Turkish Prime Minister Binali Yildirim said Thursday a bill expanding President Recep Tayyip Erdogans power would be brought to parliament next week, just months after the leader survived a coup attempt.

"We will submit our proposal for constitutional reform to the Turkish national assembly next week," Yildirim told journalists in Ankara.

The ruling Justice and Development Party (AKP), co-founded by Erdogan, proposes to change Turkey's parliamentary system into a presidency, like that of France or the United States.

The country is also still reeling from a failed July 15 coup blamed on the US-based Islamic preacher Fethullah Gulen that has been followed by a relentless purge of his alleged supporters from all state institutions.

Yildirim said any changes would be put to the people in a referendum in "early summer" if "everything goes well" and it is approved by the parliament.
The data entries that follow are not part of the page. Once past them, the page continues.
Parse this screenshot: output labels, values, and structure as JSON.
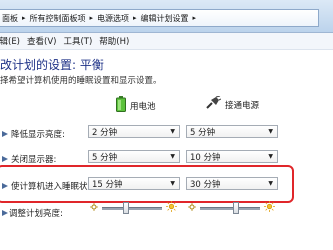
{
  "address_bar": {
    "crumbs": [
      "面板",
      "所有控制面板项",
      "电源选项",
      "编辑计划设置"
    ]
  },
  "menu": {
    "items": [
      "编辑(E)",
      "查看(V)",
      "工具(T)",
      "帮助(H)"
    ]
  },
  "page": {
    "title": "改计划的设置: 平衡",
    "subtitle": "择希望计算机使用的睡眠设置和显示设置。"
  },
  "columns": {
    "battery": "用电池",
    "plugged": "接通电源"
  },
  "rows": {
    "dim": {
      "label": "降低显示亮度:",
      "battery": "2 分钟",
      "plugged": "5 分钟"
    },
    "display_off": {
      "label": "关闭显示器:",
      "battery": "5 分钟",
      "plugged": "10 分钟"
    },
    "sleep": {
      "label": "使计算机进入睡眠状态:",
      "battery": "15 分钟",
      "plugged": "30 分钟"
    },
    "brightness": {
      "label": "调整计划亮度:",
      "battery_level": 0.4,
      "plugged_level": 0.6
    }
  },
  "icons": {
    "battery": "battery-icon",
    "plug": "power-plug-icon",
    "row_arrow": "row-arrow-icon",
    "sun_dim": "sun-dim-icon",
    "sun_bright": "sun-bright-icon"
  },
  "colors": {
    "title": "#1e3287",
    "highlight": "#e0262a"
  }
}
During his time as president, he has transformed what was usually a more ceremonial post, concentrating powers in what opponents have said is a violation of the existing constitution.
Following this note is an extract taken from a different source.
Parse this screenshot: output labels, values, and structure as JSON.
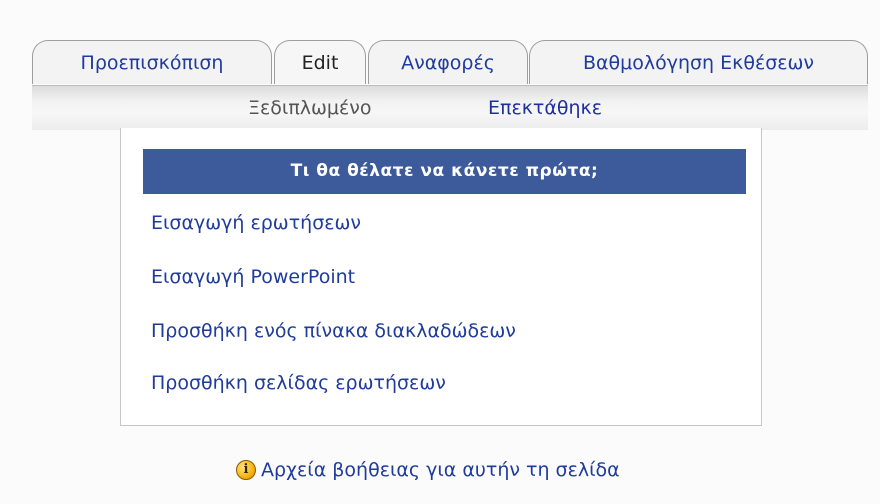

Officials often say the bill, which would change the constitution, would legalise what has become a de facto situation.

For the bill to pass, it needs 330 votes from the 550-seat assembly to put any changes to the constitution -- which dates back to the 1980s -- to a public vote.

While a super-majority of 367 votes are needed to approve the changes without public consultation, the government has repeatedly said that even if it were to get that number, they would hold a referendum.
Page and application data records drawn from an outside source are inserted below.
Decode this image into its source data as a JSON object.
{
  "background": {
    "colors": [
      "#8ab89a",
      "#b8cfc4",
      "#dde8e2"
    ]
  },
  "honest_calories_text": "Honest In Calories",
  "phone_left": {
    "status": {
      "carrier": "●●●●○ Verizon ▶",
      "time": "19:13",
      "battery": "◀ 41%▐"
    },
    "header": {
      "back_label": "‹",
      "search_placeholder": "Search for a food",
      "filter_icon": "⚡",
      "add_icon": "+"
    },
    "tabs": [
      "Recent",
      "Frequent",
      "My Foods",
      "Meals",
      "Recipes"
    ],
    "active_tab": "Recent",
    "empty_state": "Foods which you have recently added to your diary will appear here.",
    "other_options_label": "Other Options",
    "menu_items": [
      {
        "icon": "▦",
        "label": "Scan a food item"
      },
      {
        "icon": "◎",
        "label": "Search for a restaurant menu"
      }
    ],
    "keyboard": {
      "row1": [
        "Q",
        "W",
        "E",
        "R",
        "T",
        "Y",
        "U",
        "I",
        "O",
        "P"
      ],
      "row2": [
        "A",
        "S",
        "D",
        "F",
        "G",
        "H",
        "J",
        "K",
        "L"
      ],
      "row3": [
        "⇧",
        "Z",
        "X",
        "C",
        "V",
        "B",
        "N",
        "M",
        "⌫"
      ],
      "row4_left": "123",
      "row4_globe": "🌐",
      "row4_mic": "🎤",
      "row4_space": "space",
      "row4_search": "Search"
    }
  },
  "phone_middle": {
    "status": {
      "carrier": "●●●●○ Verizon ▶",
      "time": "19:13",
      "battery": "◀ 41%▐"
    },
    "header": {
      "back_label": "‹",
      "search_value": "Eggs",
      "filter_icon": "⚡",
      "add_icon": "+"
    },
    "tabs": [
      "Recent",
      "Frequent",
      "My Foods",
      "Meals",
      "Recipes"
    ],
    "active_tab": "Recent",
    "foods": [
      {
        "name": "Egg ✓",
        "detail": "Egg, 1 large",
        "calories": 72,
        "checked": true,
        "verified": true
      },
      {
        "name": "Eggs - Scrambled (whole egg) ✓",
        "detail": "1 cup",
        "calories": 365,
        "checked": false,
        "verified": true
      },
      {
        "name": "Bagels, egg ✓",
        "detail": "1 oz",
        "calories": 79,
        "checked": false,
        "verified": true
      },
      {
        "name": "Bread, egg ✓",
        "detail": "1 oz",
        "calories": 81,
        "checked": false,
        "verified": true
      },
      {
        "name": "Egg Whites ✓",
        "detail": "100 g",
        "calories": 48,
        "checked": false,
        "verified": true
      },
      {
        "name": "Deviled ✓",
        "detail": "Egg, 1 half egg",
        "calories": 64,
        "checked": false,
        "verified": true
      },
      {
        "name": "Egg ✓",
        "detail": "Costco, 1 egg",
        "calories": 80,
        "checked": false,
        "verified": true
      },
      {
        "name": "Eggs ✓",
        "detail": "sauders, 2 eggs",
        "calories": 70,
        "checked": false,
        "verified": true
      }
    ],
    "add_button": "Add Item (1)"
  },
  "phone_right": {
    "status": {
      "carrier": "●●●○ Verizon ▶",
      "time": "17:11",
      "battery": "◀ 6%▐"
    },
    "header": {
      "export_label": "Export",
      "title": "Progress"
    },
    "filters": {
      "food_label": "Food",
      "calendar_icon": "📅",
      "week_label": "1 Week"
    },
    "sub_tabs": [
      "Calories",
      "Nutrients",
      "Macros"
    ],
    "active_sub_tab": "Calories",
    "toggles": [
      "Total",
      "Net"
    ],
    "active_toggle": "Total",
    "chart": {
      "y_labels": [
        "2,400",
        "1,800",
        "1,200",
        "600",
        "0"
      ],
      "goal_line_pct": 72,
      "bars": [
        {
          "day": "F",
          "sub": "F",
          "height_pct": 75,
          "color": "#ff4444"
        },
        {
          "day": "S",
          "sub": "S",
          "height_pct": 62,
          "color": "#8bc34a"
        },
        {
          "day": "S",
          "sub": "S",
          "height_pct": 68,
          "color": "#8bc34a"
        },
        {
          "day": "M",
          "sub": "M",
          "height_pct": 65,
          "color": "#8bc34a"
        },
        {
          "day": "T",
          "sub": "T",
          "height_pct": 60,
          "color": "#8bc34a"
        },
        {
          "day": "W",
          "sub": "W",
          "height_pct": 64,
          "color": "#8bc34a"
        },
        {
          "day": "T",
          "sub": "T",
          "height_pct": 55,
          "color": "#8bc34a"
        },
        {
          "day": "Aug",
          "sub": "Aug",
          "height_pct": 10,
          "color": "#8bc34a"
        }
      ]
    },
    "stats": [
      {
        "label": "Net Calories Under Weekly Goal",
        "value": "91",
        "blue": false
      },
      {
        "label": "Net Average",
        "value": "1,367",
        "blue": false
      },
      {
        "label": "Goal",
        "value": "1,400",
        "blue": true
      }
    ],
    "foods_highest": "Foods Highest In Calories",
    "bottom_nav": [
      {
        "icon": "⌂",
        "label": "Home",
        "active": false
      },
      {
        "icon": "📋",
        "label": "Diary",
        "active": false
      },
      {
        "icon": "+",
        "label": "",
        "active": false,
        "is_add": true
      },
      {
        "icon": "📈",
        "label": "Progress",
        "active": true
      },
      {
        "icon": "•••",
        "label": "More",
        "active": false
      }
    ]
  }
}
The AKP currently falls below the number needed to go to a referendum, with only 317 seats including the speaker Ismail Kahraman.

To make up its shortfall, it has been chasing the support of the fourth-largest Nationalist Movement Party (MHP), which has 40 MPs in the assembly.

The main opposition Republican People's Party (CHP) and the pro-Kurdish Peoples' Democratic Party (HDP) have repeatedly said they would oppose the reforms but MHP support would be enough to go to a vote.

Yildirim made his remarks during a press conference with MHP leader Devlet Bahceli after the two men met to discuss the changes.

Bahceli told reporters that the 90-minute meeting had gone "positively", suggesting the MHP could give its support and enough votes for the bill to pass.

"This proposal will surely be a text that has been agreed with or negotiated and then come to be agreed on with the MHP," Yildirim added.